1789: Bread riots
The riot was started by the women and from them it spread to everyone else.
On 28 February, 1789, the government published an edict announcing it was increasing the price of bread and posted it on the city’s street corners. The same day, women demonstrated from Pla de la Boqueria to this square, Plaça de Sant Agustí, attacking any stalls selling bread. When they got here they set fire to the baker’s house, where bread was baked for the whole city.
The following day some 8,000 people took part in the protest demanding a reduction in the price of basic necessities: bread, meat, wine, oil, etc., and the dismissal of the Captain General, Francisco González de Bassecourt, the first Count of Asalto. They occupied the streets and the area round the institutions: the Captain General’s Palace and the Cathedral. The troops reacted firmly and a considerable number of people were arrested.

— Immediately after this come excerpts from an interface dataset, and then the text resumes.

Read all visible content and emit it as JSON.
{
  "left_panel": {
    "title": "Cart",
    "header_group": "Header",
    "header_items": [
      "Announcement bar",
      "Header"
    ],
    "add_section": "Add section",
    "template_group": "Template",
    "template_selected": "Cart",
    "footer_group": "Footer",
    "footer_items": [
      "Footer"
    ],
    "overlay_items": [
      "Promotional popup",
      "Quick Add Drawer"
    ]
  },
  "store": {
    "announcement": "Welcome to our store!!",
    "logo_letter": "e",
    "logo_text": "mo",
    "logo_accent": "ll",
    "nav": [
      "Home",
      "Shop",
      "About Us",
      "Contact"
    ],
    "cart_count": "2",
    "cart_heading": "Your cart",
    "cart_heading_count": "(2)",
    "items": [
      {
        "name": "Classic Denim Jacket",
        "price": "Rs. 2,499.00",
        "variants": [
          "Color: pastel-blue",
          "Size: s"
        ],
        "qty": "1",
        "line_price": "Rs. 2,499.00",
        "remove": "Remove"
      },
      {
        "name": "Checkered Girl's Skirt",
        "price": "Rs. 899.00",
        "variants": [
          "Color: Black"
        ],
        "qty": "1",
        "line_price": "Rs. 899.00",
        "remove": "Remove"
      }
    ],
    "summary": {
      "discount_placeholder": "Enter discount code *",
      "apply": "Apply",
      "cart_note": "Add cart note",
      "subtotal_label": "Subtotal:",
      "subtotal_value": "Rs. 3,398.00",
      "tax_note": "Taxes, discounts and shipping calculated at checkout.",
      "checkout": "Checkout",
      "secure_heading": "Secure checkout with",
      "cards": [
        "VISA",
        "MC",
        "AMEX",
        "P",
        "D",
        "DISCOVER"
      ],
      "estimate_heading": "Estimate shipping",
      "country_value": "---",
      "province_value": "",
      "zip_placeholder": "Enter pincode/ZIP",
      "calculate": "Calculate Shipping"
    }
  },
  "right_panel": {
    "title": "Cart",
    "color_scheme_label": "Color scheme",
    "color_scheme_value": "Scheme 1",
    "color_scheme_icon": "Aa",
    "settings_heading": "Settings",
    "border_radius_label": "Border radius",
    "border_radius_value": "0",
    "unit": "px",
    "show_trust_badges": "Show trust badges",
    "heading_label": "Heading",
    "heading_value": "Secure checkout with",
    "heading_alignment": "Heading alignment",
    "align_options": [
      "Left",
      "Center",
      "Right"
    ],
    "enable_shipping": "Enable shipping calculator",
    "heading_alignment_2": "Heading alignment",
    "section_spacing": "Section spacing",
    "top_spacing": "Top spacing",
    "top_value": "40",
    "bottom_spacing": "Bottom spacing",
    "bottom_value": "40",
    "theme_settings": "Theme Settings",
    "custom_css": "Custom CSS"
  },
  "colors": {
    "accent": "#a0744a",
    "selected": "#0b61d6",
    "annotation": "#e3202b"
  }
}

Josefa Vilaret, nicknamed “La Negreta” and a mother of two children, was hung from the gallows alongside five men, all accused of taking part in the riots. The citizens of Barcelona did not go to watch the execution of the six people condemned to death, a gesture which showed they did not agree with the sentence.